As a rule, I begin my lectures on Scientific Method by telling my students that scientific method does not exist. I add that I ought to know, having been for a time at least, the only professor of this non-existent subject within the British commonwealth.
—Realism and the Aim of Science, Karl Popper, p. 5
I assert that no scientific method exists in any of these three senses. To put it in a more direct way:
(1) There is no method of discovering a scientific theory.
(2) There is no method of ascertaining the truth of a scientific hypothesis, i. e., no method of verification.
(3) There is no method of ascertaining whether a hypothesis is “probable”, or probably true.
—Realism and the Aim of Science, Karl Popper, p. 6
I believe that the so-called method of science consists in this kind of criticism [severe]. Scientific theories are distinguished from myths merely in being criticizable, and in being open to modifications in the light of criticism. They can be neither verified nor probabilified.
—Realism and the Aim of Science, Karl Popper, p. 7

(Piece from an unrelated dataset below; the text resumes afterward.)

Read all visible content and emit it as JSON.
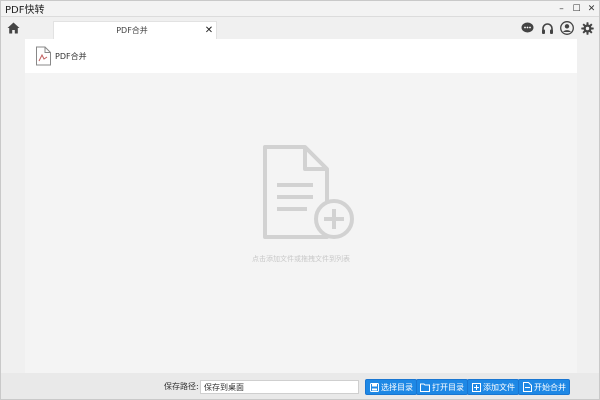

This alleged but non-existent method [of science] is that of collecting observations and then “drawing conclusions” from them. It is slavishly aped by some historians who believe that they can collect documentary evidence which corresponding to the observations of natural science, forms the “empirical basis” for their conclusions.
This alleged method is one that can never be put into effect: you can neither collect observations nor documentary evidence if you do not first have a problem.
—Objective Knowledge, Karl Popper, p. 186
Courtesy: Philosopher/photographer Laszlo Bencze